Ultralight Hiking and Backpacking
In this feature we will look at:
- What Is Ultralight Hiking And Backpacking?
- Reassessing Your Outdoor Gear
- Selecting New Equipment
- A Word On Safety
The ethos behind Lightweight Hiking and Backpacking is to carry less weight, pack fewer items, travel further and quicker, and to get closer to nature.
What is Ultralight Hiking and Backpacking?
Followers of the Ultralight Hiking philosophy are essentially hill walkers who believe in the minimalist approach to breaking down the barriers between themselves and the great outdoors.
Traditionally, distance hill walkers would carry a rucksack anywhere between 60 and 85 litres in capacity, and weigh up to a third of a persons body weight, for an average man that could be approximately 50 – 60 pounds without food and water.
Ultralight hill walkers and Backpackers may well aim for getting the weight down (without food and water) to 30 pounds or in extreme cases, 20 pounds or less; now there's food for thought!
A few benefits:
- Less weight means easier going on lower joints and less stress on the spine.
- Move quicker, enabling you to cover more ground.
- Less worries over your equipment – more time to take in the surrounding hills.
Reassessing Your Outdoor Gear

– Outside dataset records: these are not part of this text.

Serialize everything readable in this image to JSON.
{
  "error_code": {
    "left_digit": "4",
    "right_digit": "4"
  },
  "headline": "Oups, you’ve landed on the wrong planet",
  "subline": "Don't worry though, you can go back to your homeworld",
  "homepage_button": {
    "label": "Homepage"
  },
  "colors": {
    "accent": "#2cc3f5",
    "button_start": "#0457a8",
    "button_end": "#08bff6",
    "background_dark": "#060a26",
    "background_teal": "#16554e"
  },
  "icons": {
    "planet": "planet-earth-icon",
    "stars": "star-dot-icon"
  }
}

Cut right back on your luxuries – do you need that DAB radio and kitchen sink? Think only of the bare necessities' - I feel a song coming on!
Weed out redundant items, no need to duplicate items such as fuel bottles or carry a full complement of tent pegs – better still swap those heavy steel pegs for lightweight alloy ones.
Camping with another Lightweight? Share items between you to avoid unnecessary duplication and excess weight, i.e. knives, torches and cooking equipment can be cut back on here.
Selecting New Equipment
If you are in the process of selecting new lightweight equipment, pay particular attention to the three main items that you carry: your rucksack, tent and sleeping bag. Selecting new appropriate lightweight equipment can save you anywhere up to 10 pounds in weight before you start leaving the luxuries out. Consider your footwear options too.
Rucksacks: Select a quality lightweight bag with a capacity of around 35-45 litres, depending how extreme you want to go. This may sound small for a multi-day hiking pack, but with experience and careful selection of equipment this size will become simply cavernous! Remember - A smaller bag is lighter, and, the bigger the bag – the more tempted you will be to add those unnecessary items – don't do it!
Tents: At the extreme end of the scale a lean-to or bivvy-bag may be acceptable to the hardiest of hill goers, but if comfort is still a requirement then select a quality one or two man tent, these are easily the best option and weigh no more than 2-3 pounds. Check out the great range by Vaude.
Sleeping Bags: It is possible nowadays to select a highly compressible and lightweight synthetic sleeping bag at a very reasonable price, but to shave those extra ounces and for greater space saving, a Down filled sleeping bag may be a better option. Remember - too light a sleeping bag is no substitute for missing out on a good nights sleep through being cold though. A half or three quarter length Ultralight self-inflating mat will also enhance your comfort without adding too much weight.
Footwear: A popular method of moving quickly across country is to replace those heavy walking boots with either a lightweight mid-boot or even a low-cut trail shoe; the amount of effort and weight saving on each foot can be quite considerable. Ultralight walkers may require less support because they are carrying much lighter loads, but adversely, mixing a heavy load and lightweight shoes would not be good practice.
- Your outdoor skills and fitness levels will need to be up to scratch to meet the increased challenges that Ultralight Hiking brings. Your legs, ankles and feet will also require conditioning to cope with the lesser protection that lightweight trail shoes afford.
- Ultralight Hikers will certainly need to be savvy in their choice of campsite selection if using only a lean-to or bivvy-bag in adverse weather conditions.
- Ensure you have the correct maps and a working compass, and ensure you brush up on your map reading skills too.
- It may be prudent to start Ultralight Hiking with a friend at first and use familiar terrain initially before heading out to the wilderness.